The fracking industry overcame a major hurdle yesterday, when MPs voted 308 to 52 against a moratorium on fracking. This paves the way for the Infrastructure Bill to introduce a statutory right of underground drilling under homes without permission.

Anti-fracking campaigners will also be claiming a partial victory. Significant concessions were agreed by Ministers to avoid an embarrassing 11th hour defeat

  • An outright ban on fracking in national parks and areas of outstanding beauty
  • Ban on fracking in groundwater source protection zones
  • Environmental monitoring for 12 months before starting work, rather than 3 months

These regulatory changes will protect thousands of miles of the UK that were previously targeted for shale gas exploration. Some of the largest shale reserves are in protected areas such as the South Downs and the North York Moors.

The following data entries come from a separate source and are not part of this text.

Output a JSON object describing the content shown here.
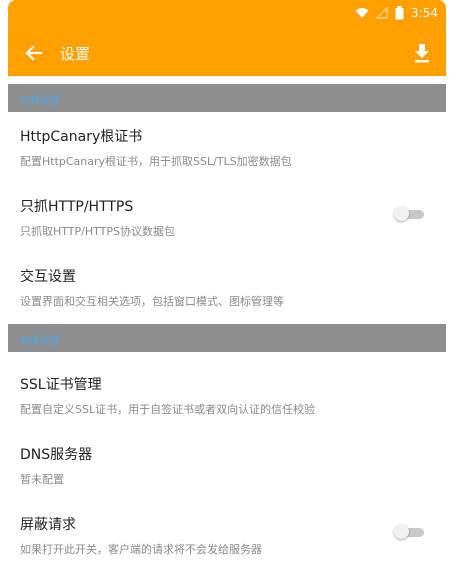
{
  "status_bar": {
    "time": "3:54",
    "icons": [
      "wifi-icon",
      "signal-icon",
      "battery-icon"
    ]
  },
  "app_bar": {
    "title": "设置",
    "back_icon": "arrow-back-icon",
    "action_icon": "download-icon"
  },
  "sections": [
    {
      "header": "常规设置",
      "items": [
        {
          "title": "HttpCanary根证书",
          "subtitle": "配置HttpCanary根证书，用于抓取SSL/TLS加密数据包",
          "has_toggle": false
        },
        {
          "title": "只抓HTTP/HTTPS",
          "subtitle": "只抓取HTTP/HTTPS协议数据包",
          "has_toggle": true,
          "toggle_on": false
        },
        {
          "title": "交互设置",
          "subtitle": "设置界面和交互相关选项，包括窗口模式、图标管理等",
          "has_toggle": false
        }
      ]
    },
    {
      "header": "高级设置",
      "items": [
        {
          "title": "SSL证书管理",
          "subtitle": "配置自定义SSL证书，用于自签证书或者双向认证的信任校验",
          "has_toggle": false
        },
        {
          "title": "DNS服务器",
          "subtitle": "暂未配置",
          "has_toggle": false
        },
        {
          "title": "屏蔽请求",
          "subtitle": "如果打开此开关，客户端的请求将不会发给服务器",
          "has_toggle": true,
          "toggle_on": false
        }
      ]
    }
  ],
  "colors": {
    "accent": "#FFA000",
    "section_bg": "#8E8E8E",
    "section_text": "#4FA8E8"
  }
}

The Infrastructure Bill now heads to the House of Lords where further changes could be made. The new fracking legislation will change the trespass laws to provide a statutory right of access to drill under peoples land without permission.

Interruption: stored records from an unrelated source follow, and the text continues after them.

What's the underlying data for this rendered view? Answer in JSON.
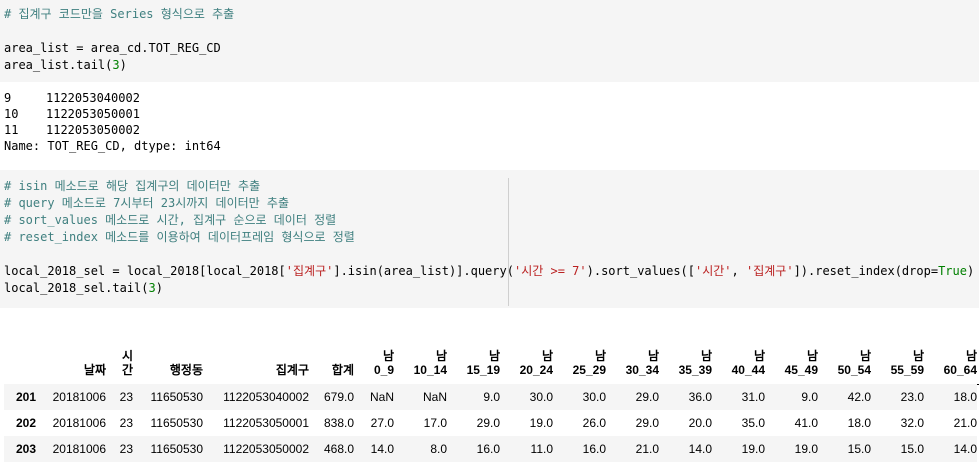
{
  "cell1": {
    "comment": "# 집계구 코드만을 Series 형식으로 추출",
    "line2": "area_list = area_cd.TOT_REG_CD",
    "line3_a": "area_list.tail(",
    "line3_num": "3",
    "line3_b": ")"
  },
  "output1": {
    "rows": [
      {
        "idx": "9",
        "val": "1122053040002"
      },
      {
        "idx": "10",
        "val": "1122053050001"
      },
      {
        "idx": "11",
        "val": "1122053050002"
      }
    ],
    "footer": "Name: TOT_REG_CD, dtype: int64"
  },
  "cell2": {
    "comments": [
      "# isin 메소드로 해당 집계구의 데이터만 추출",
      "# query 메소드로 7시부터 23시까지 데이터만 추출",
      "# sort_values 메소드로 시간, 집계구 순으로 데이터 정렬",
      "# reset_index 메소드를 이용하여 데이터프레임 형식으로 정렬"
    ],
    "code_a": "local_2018_sel = local_2018[local_2018[",
    "str1": "'집계구'",
    "code_b": "].isin(area_list)].query(",
    "str2": "'시간 >= 7'",
    "code_c": ").sort_values([",
    "str3": "'시간'",
    "code_d": ", ",
    "str4": "'집계구'",
    "code_e": "]).reset_index(drop=",
    "true_kw": "True",
    "code_f": ")",
    "tail_a": "local_2018_sel.tail(",
    "tail_num": "3",
    "tail_b": ")"
  },
  "table": {
    "headers": [
      {
        "l1": "",
        "l2": ""
      },
      {
        "l1": "",
        "l2": "날짜"
      },
      {
        "l1": "시",
        "l2": "간"
      },
      {
        "l1": "",
        "l2": "행정동"
      },
      {
        "l1": "",
        "l2": "집계구"
      },
      {
        "l1": "",
        "l2": "합계"
      },
      {
        "l1": "남",
        "l2": "0_9"
      },
      {
        "l1": "남",
        "l2": "10_14"
      },
      {
        "l1": "남",
        "l2": "15_19"
      },
      {
        "l1": "남",
        "l2": "20_24"
      },
      {
        "l1": "남",
        "l2": "25_29"
      },
      {
        "l1": "남",
        "l2": "30_34"
      },
      {
        "l1": "남",
        "l2": "35_39"
      },
      {
        "l1": "남",
        "l2": "40_44"
      },
      {
        "l1": "남",
        "l2": "45_49"
      },
      {
        "l1": "남",
        "l2": "50_54"
      },
      {
        "l1": "남",
        "l2": "55_59"
      },
      {
        "l1": "남",
        "l2": "60_64"
      }
    ],
    "rows": [
      [
        "201",
        "20181006",
        "23",
        "11650530",
        "1122053040002",
        "679.0",
        "NaN",
        "NaN",
        "9.0",
        "30.0",
        "30.0",
        "29.0",
        "36.0",
        "31.0",
        "9.0",
        "42.0",
        "23.0",
        "18.0"
      ],
      [
        "202",
        "20181006",
        "23",
        "11650530",
        "1122053050001",
        "838.0",
        "27.0",
        "17.0",
        "29.0",
        "19.0",
        "26.0",
        "29.0",
        "20.0",
        "35.0",
        "41.0",
        "18.0",
        "32.0",
        "21.0"
      ],
      [
        "203",
        "20181006",
        "23",
        "11650530",
        "1122053050002",
        "468.0",
        "14.0",
        "8.0",
        "16.0",
        "11.0",
        "16.0",
        "21.0",
        "14.0",
        "19.0",
        "19.0",
        "15.0",
        "15.0",
        "14.0"
      ]
    ]
  }
}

Landowners will be eligible for compensation if horizontal drilling takes place under their land. Plans are awaited however it could range from a few £100 to £20,000 or more per lateral well.

Fracking companies will still need to negotiate access rights for surface drilling sites with individual landowners, as well as obtaining planning permission from the local council and environment permits.  

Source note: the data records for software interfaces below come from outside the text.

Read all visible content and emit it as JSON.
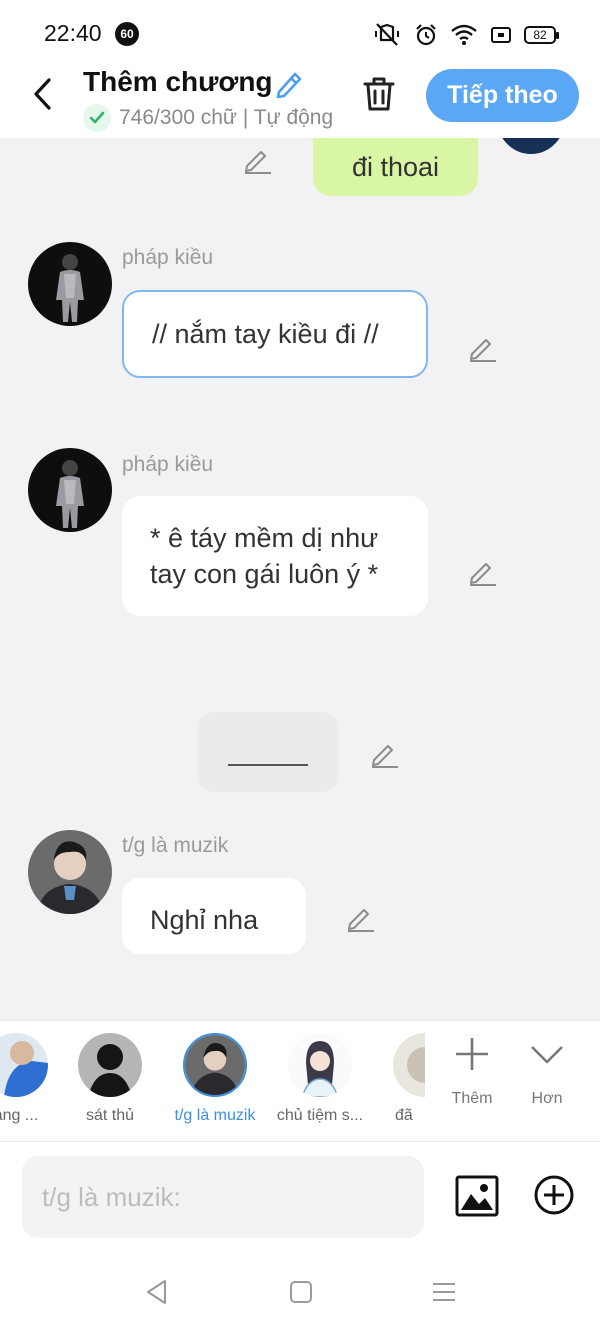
{
  "status_bar": {
    "time": "22:40",
    "badge": "60",
    "battery": "82"
  },
  "header": {
    "title": "Thêm chương",
    "subtitle": "746/300 chữ | Tự động",
    "next_label": "Tiếp theo"
  },
  "messages": [
    {
      "type": "mine",
      "text": "đi thoai"
    },
    {
      "type": "other",
      "sender": "pháp kiều",
      "text": "// nắm tay kiều đi //"
    },
    {
      "type": "other",
      "sender": "pháp kiều",
      "text": "* ê táy mềm dị như tay con gái luôn ý *"
    },
    {
      "type": "divider"
    },
    {
      "type": "other",
      "sender": "t/g là muzik",
      "text": "Nghỉ nha"
    }
  ],
  "characters": [
    {
      "name": "ang ..."
    },
    {
      "name": "sát thủ"
    },
    {
      "name": "t/g là muzik",
      "selected": true
    },
    {
      "name": "chủ tiệm s..."
    },
    {
      "name": "đã"
    }
  ],
  "tools": {
    "add_label": "Thêm",
    "more_label": "Hơn"
  },
  "input": {
    "placeholder": "t/g là muzik:"
  },
  "colors": {
    "accent": "#5aa7f5",
    "my_bubble": "#d9f6a4",
    "selected_name": "#3b8fe0"
  }
}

Opponents of fracking will now focus their attention on individual planning objections. Each council will need to consider planning applications in a politically charged arena. Last week, Lancaster Council Council’s planning officer recommended that planning should be refused at two Cuadrilla sites in Lancashire.  

What does all this mean for landowners? Many homeowners and businesses will be interested in the compensation proposals, but may have concerns about groundwater pollution, structural damage, nuisance, carbon pollution and the possible negative impact on land values.